Several innovations have targeted school attendance. ‘Things that work’ include programs linking school attendance to participation in sports activities, ‘open education’ programs to support secondary school students in remote areas, and several schemes providing scholarships for indigenous students from regional and remote areas to attend private boarding schools. Indigenous cultural studies have been introduced into some schools’ curricula, with indigenous people involved in their development and delivery. This has improved indigenous students’ self-esteem and achievement at those schools, and provides non-indigenous students with the opportunity to learn more about indigenous people and their perspectives.
Many ‘things that work’ have also emerged in the area of ‘Economic participation and development’, including assisting indigenous people into jobs.

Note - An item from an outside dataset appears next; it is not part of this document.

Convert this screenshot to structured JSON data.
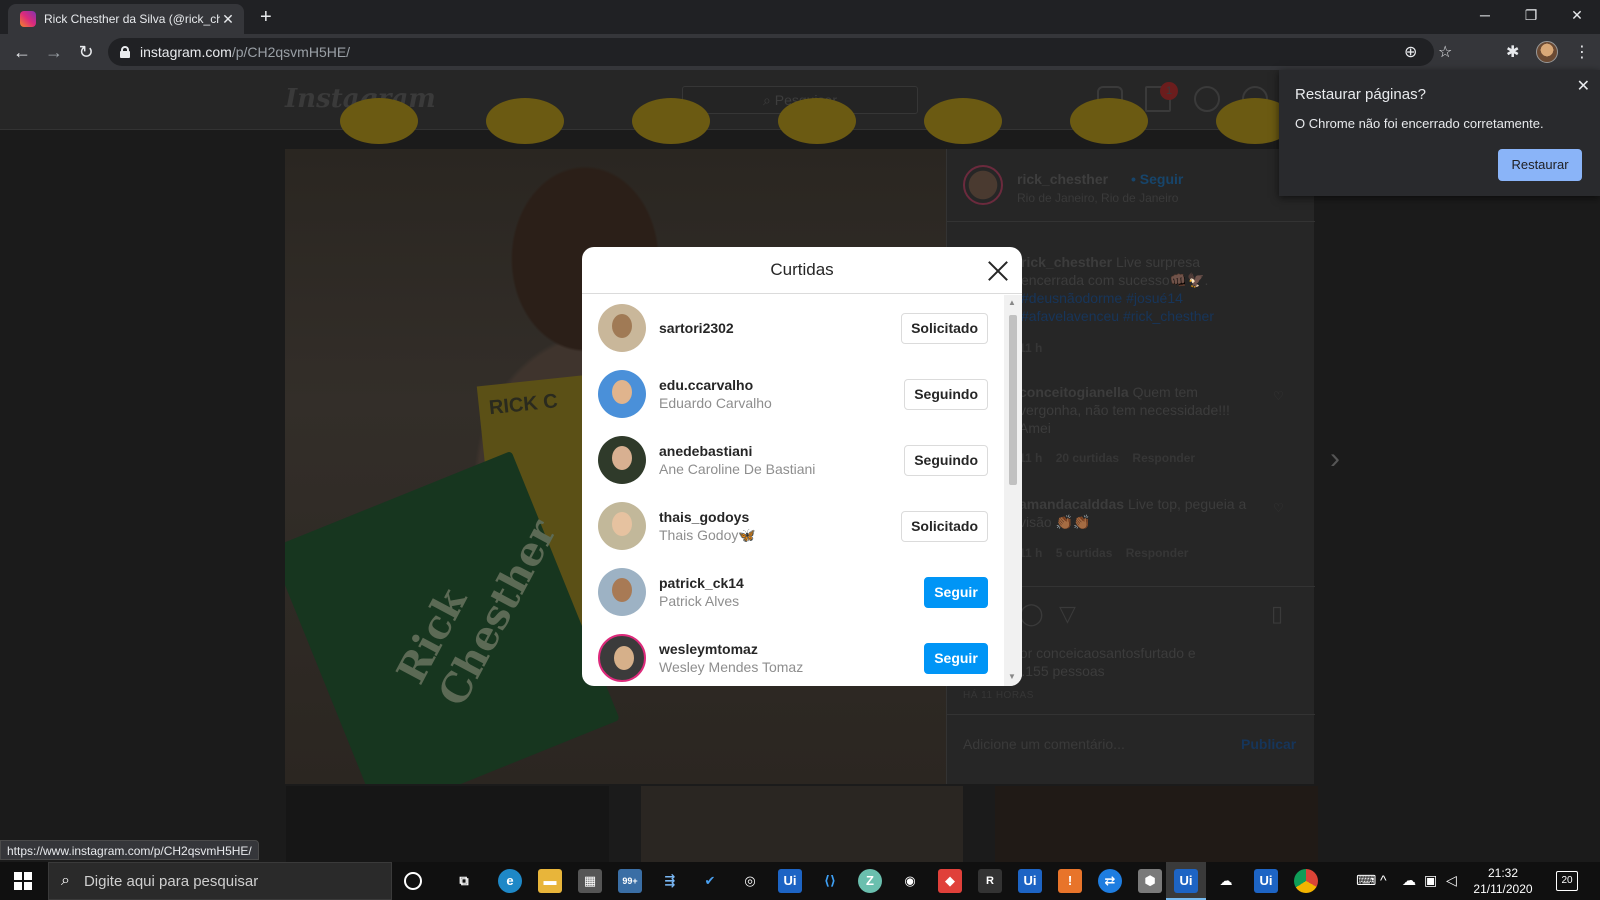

Importantly, many of these have strong private sector involvement, particularly from large mining companies operating in remote areas of Australia.
Our analysis of the ‘things that work’, together with consultations with governments and indigenous people, identified the following factors that many of the success stories have had in common:
• Cooperative approaches between indigenous people and government (and the private sector).
• Community involvement in program design and decision-making — a ‘bottom-up’ rather than ‘top-down’ approach.
• Good governance.
• On-going government support (human as well as financial).
Read the full speech here.